- Check out the stem.
Butternut squash should have a firm, dry stem. Any softness or mold growth may indicate that the squash is overripe.
- Look for longer necks and smaller bulbs.
While a longer neck doesn’t necessarily mean the quality of the squash is better, it will be easier to cut and peel. A “straighter” squash with a smaller bulb and fatter neck also means it has a smaller seed cavity and more meat to use in your favorite butternut squash recipe.
- Tap the sides.
Knock on the side of your squash and check to see if it sounds hollow inside. If so, then it’s ripe for the picking, literally. If it sounds dull, the squash could be spoiled or not ripe enough yet.
How to cut butternut squash
To make your butternut squash easier to cut, peel and prepare, consider piercing the skin several times with a fork, then microwaving it for a minute or two to soften it. Then you can get into the real slicing!
- Start by cutting off the ends to create a flat edge.
- If you’re roasting the squash in two halves, skip to step three. If you’re cubing the squash, lay the squash on its side, then cut crosswise in the middle to create two round pieces.
- Stand the squash on the flat end, then cut your squash from top to bottom, straight down the middle. Repeat for both pieces, if cubing.
- Peel the outer skin using a paring knife or vegetable peeler. Be sure to always peel away from your body.
- Once the skin is removed, remove the seeds using a large metal spoon.
Pro Tip: Roast the seeds for a snack! Clean the seeds, pat dry, then toss with olive oil, salt and pepper. Roast on a baking sheet at 325°F for about 10 minutes. They’d also be great in an air fryer.
Cut into cubes, slices or wedges before cooking, if desired.
How to cook butternut squash whole
If you’re looking for the easiest way to cook butternut squash, you may be surprised that none of the prep work listed above is actually required—but, it will take a little more time to cook.
To cook butternut squash whole, simply roast in the oven on a baking sheet for 1 hour and 20 minutes at 400°F. Once it’s cooked (it should easily pierce with a fork), you can slice it open, scoop out the seeds and pull off the skin.
You can also cook butternut squash whole in a large slow cooker.
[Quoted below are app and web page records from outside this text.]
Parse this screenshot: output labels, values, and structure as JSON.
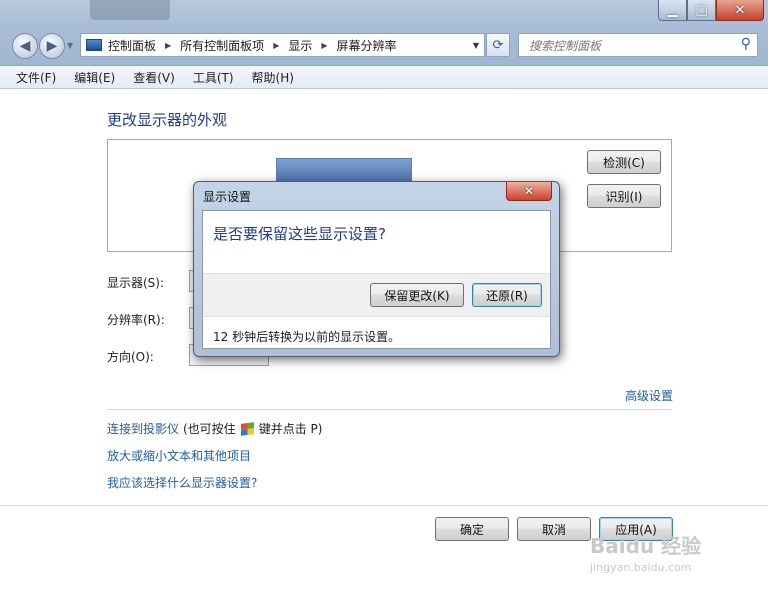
{
  "window": {
    "caption_buttons": {
      "minimize": "▁",
      "maximize": "□",
      "close": "✕"
    }
  },
  "nav": {
    "back_icon": "back-arrow-icon",
    "forward_icon": "forward-arrow-icon",
    "breadcrumbs": [
      "控制面板",
      "所有控制面板项",
      "显示",
      "屏幕分辨率"
    ],
    "search_placeholder": "搜索控制面板"
  },
  "menu": [
    "文件(F)",
    "编辑(E)",
    "查看(V)",
    "工具(T)",
    "帮助(H)"
  ],
  "main": {
    "heading": "更改显示器的外观",
    "detect_button": "检测(C)",
    "identify_button": "识别(I)",
    "display_label": "显示器(S):",
    "resolution_label": "分辨率(R):",
    "orientation_label": "方向(O):",
    "advanced_link": "高级设置",
    "projector_link": "连接到投影仪",
    "projector_hint_pre": "(也可按住",
    "projector_hint_post": "键并点击 P)",
    "text_size_link": "放大或缩小文本和其他项目",
    "which_settings_link": "我应该选择什么显示器设置?",
    "ok_button": "确定",
    "cancel_button": "取消",
    "apply_button": "应用(A)"
  },
  "dialog": {
    "title": "显示设置",
    "question": "是否要保留这些显示设置?",
    "keep_button": "保留更改(K)",
    "revert_button": "还原(R)",
    "countdown_note": "12 秒钟后转换为以前的显示设置。"
  },
  "watermark": {
    "line1": "Baidu 经验",
    "line2": "jingyan.baidu.com"
  },
  "colors": {
    "link": "#1f5ca8",
    "heading": "#1f3d8a",
    "close": "#c9432b"
  }
}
Simply put the whole, uncut squash in a slow cooker and set for 3 to 4 hours on high, or 6 to 8 hours on low—you don’t even need to add water.
How to cook butternut squash halves
After following the prep steps listed above (skipping step 2), you can roast your halves in the oven at 375°F for 45 minutes or until fork-tender.
To roast butternut squash halves, place the two halves on a lined baking sheet, then drizzle with olive oil and sprinkle with salt and pepper. You can bake them skin side down or up, or season with other spices as desired. Sprinkling with cinnamon or adding a drizzle of maple syrup are also great options!
After roasting the halves and allowing them to cool, scoop out the flesh and use it in blended butternut squash recipes, like a creamy Butternut Squash And Apple Soup With Croutons or Roasted Butternut Squash Hummus
How to cook butternut squash, cubed
Cubing your butternut squash can save some cooking time and is a great way to get crispy, caramelized sides on every bite. To cook butternut squash cubes, simply toss in olive oil, salt and pepper, then roast at 375°F on a lined baking sheet for about 25 minutes or until golden brown and tender.
Cubed butternut squash are perfect for side dishes and main courses, like Farro Risotto With Butternut Squash With Kale Chips or even Rigatoni With Butternut Squash Ragu.
Other recipes with butternut squash to try:
- Butternut Squash, Swiss Chard, And Gruyere Gratin
- Butternut Squash Gnocchi
- Cider Glazed Butternut Squash
Looking for more cooking tips and recipe inspiration? Check out Sur La Table’s online and in-person cooking classes for some hands-on instruction.